→ Problem to work on:
Write out the records once more, exactly as given.

++++ Given data

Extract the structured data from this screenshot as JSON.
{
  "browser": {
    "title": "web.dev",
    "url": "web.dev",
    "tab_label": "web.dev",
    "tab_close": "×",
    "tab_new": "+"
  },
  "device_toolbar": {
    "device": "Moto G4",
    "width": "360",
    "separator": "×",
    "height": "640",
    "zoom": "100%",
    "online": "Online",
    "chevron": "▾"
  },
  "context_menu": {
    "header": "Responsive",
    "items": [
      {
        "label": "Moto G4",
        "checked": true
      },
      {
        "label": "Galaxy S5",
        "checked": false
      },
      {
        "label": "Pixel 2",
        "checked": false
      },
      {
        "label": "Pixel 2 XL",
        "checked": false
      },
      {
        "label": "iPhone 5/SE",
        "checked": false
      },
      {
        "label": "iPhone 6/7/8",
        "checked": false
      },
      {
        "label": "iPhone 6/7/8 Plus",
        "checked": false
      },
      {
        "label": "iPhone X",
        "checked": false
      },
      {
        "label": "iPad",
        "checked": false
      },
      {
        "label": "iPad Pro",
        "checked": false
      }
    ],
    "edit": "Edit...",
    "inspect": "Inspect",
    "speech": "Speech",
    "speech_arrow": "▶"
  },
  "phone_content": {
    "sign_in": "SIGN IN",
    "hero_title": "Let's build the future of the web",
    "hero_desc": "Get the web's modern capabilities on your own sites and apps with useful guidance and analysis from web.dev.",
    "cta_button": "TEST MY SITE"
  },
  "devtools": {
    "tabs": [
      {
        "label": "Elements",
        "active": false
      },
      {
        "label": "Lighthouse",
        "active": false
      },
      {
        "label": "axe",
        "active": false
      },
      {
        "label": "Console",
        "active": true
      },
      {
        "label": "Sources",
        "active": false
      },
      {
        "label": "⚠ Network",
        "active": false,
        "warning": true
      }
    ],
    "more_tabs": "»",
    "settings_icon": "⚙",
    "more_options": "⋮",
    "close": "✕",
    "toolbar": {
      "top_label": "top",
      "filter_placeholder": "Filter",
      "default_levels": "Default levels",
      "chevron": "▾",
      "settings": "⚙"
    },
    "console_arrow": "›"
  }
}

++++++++

→ Output:
Extract the structured data from this screenshot as JSON.
{
  "browser": {
    "title": "web.dev",
    "url": "web.dev",
    "tab_label": "web.dev",
    "tab_close": "×",
    "tab_new": "+"
  },
  "device_toolbar": {
    "device": "Moto G4",
    "width": "360",
    "separator": "×",
    "height": "640",
    "zoom": "100%",
    "online": "Online",
    "chevron": "▾"
  },
  "context_menu": {
    "header": "Responsive",
    "items": [
      {
        "label": "Moto G4",
        "checked": true
      },
      {
        "label": "Galaxy S5",
        "checked": false
      },
      {
        "label": "Pixel 2",
        "checked": false
      },
      {
        "label": "Pixel 2 XL",
        "checked": false
      },
      {
        "label": "iPhone 5/SE",
        "checked": false
      },
      {
        "label": "iPhone 6/7/8",
        "checked": false
      },
      {
        "label": "iPhone 6/7/8 Plus",
        "checked": false
      },
      {
        "label": "iPhone X",
        "checked": false
      },
      {
        "label": "iPad",
        "checked": false
      },
      {
        "label": "iPad Pro",
        "checked": false
      }
    ],
    "edit": "Edit...",
    "inspect": "Inspect",
    "speech": "Speech",
    "speech_arrow": "▶"
  },
  "phone_content": {
    "sign_in": "SIGN IN",
    "hero_title": "Let's build the future of the web",
    "hero_desc": "Get the web's modern capabilities on your own sites and apps with useful guidance and analysis from web.dev.",
    "cta_button": "TEST MY SITE"
  },
  "devtools": {
    "tabs": [
      {
        "label": "Elements",
        "active": false
      },
      {
        "label": "Lighthouse",
        "active": false
      },
      {
        "label": "axe",
        "active": false
      },
      {
        "label": "Console",
        "active": true
      },
      {
        "label": "Sources",
        "active": false
      },
      {
        "label": "⚠ Network",
        "active": false,
        "warning": true
      }
    ],
    "more_tabs": "»",
    "settings_icon": "⚙",
    "more_options": "⋮",
    "close": "✕",
    "toolbar": {
      "top_label": "top",
      "filter_placeholder": "Filter",
      "default_levels": "Default levels",
      "chevron": "▾",
      "settings": "⚙"
    },
    "console_arrow": "›"
  }
}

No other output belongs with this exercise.